"A lot of it is surrounding yourselves with the right people and the right cultural influences," Dean says. Draw strength from friends, small groups, a mentor couple, anyone who can relate to where you're at spiritually, someone who can hold you accountable without being harshly judgmental. But that should never take the place of relating directly to each other and to God.

"We need to strive to keep each other informed of where we are," Stoop says, "even if one partner is put off by that. Then you need to find out why. If one partner becomes defensive, a lot of times the other will think, 'Okay, that ends that conversation.' Instead, you should think that now you've got something new to talk about."

Stay connected, going so far as to talk about each other's short-term and long-term spiritual goals. Les and Leslie Parrott protect themselves by scheduling extended time at least twice a year to reflect on and evaluate their shared spiritual life. "That way you can't just sail past those points," Leslie says. And, between those scheduled checkpoints, they look for ways to develop spiritual intimacy.

"Sometimes going back to the simplest shared experience is all you need to recharge your spiritual life," Leslie says. "That can mean intentionally sharing a worship service, talking about God's blessings in your lives, reflecting on God's work in your marriage in the past."

"There's no one right way to do this," Les adds. "Every couple carves their own path and cultivates spiritual intimacy in their own way."

Jim Killam teaches journalism at Northern Illinois University. He and his wife, Lauren, have three children.

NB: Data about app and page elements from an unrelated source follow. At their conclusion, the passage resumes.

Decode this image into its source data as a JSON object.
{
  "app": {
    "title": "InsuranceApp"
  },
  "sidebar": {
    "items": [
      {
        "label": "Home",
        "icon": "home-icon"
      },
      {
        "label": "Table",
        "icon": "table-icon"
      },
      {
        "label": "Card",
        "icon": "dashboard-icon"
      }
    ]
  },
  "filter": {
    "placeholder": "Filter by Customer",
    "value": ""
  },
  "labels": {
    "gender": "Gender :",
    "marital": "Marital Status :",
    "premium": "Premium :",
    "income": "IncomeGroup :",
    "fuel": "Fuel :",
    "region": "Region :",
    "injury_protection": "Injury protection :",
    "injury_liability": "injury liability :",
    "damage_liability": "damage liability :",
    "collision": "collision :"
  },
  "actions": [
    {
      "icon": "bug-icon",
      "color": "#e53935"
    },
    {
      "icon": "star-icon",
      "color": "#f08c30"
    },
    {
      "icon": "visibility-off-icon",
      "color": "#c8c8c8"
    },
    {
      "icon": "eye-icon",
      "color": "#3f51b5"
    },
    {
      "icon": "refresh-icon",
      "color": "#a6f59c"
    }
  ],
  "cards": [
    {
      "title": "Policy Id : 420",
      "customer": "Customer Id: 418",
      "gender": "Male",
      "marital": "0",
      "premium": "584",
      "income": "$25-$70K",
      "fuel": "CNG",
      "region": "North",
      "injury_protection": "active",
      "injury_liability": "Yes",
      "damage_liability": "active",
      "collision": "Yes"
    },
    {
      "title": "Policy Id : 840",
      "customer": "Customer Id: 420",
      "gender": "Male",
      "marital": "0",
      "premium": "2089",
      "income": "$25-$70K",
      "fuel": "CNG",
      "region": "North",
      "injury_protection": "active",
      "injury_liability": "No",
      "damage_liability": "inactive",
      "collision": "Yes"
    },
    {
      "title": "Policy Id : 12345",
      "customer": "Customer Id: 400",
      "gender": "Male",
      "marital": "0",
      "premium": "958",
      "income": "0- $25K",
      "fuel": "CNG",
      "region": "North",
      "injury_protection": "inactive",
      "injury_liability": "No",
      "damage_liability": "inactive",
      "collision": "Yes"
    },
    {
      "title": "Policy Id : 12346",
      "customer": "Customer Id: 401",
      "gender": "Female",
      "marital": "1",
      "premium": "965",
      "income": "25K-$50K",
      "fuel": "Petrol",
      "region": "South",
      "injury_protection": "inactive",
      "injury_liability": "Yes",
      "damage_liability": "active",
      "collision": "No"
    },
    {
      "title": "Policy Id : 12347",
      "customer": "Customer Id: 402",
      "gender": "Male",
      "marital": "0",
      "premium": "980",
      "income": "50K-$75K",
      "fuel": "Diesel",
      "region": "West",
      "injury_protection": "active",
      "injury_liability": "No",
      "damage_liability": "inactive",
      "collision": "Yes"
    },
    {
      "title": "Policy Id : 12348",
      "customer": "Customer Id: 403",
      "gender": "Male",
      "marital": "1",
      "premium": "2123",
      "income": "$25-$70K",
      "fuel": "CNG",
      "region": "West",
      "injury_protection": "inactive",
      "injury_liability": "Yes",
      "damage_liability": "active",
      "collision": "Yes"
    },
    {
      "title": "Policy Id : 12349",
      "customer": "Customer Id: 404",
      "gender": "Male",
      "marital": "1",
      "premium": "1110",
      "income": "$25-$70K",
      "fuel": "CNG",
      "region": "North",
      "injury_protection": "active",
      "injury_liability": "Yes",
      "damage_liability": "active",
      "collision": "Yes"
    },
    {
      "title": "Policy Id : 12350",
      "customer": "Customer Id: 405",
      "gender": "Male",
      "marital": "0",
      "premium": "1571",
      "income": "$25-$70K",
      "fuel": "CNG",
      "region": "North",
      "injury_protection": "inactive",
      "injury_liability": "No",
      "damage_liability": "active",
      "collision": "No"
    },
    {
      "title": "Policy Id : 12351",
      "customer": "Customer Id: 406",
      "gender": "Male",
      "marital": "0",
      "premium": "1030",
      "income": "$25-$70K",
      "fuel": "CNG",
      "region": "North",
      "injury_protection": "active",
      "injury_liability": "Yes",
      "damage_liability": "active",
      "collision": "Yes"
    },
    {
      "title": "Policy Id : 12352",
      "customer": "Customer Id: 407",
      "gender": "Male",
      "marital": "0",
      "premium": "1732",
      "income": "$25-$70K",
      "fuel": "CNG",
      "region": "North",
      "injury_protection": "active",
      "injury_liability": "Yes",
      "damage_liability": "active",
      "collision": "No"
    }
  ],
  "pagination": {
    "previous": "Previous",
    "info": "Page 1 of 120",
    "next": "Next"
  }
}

Read more articles that highlight writing by Christian women at ChristianityToday.com/Women

Free CT Women Newsletter

Sign up for our Weekly newsletter: CT's weekly newsletter to help you make sense of how faith and family intersect with the world.

Read These Next


Join in the conversation on Facebook or Twitter

Follow Us

More Newsletters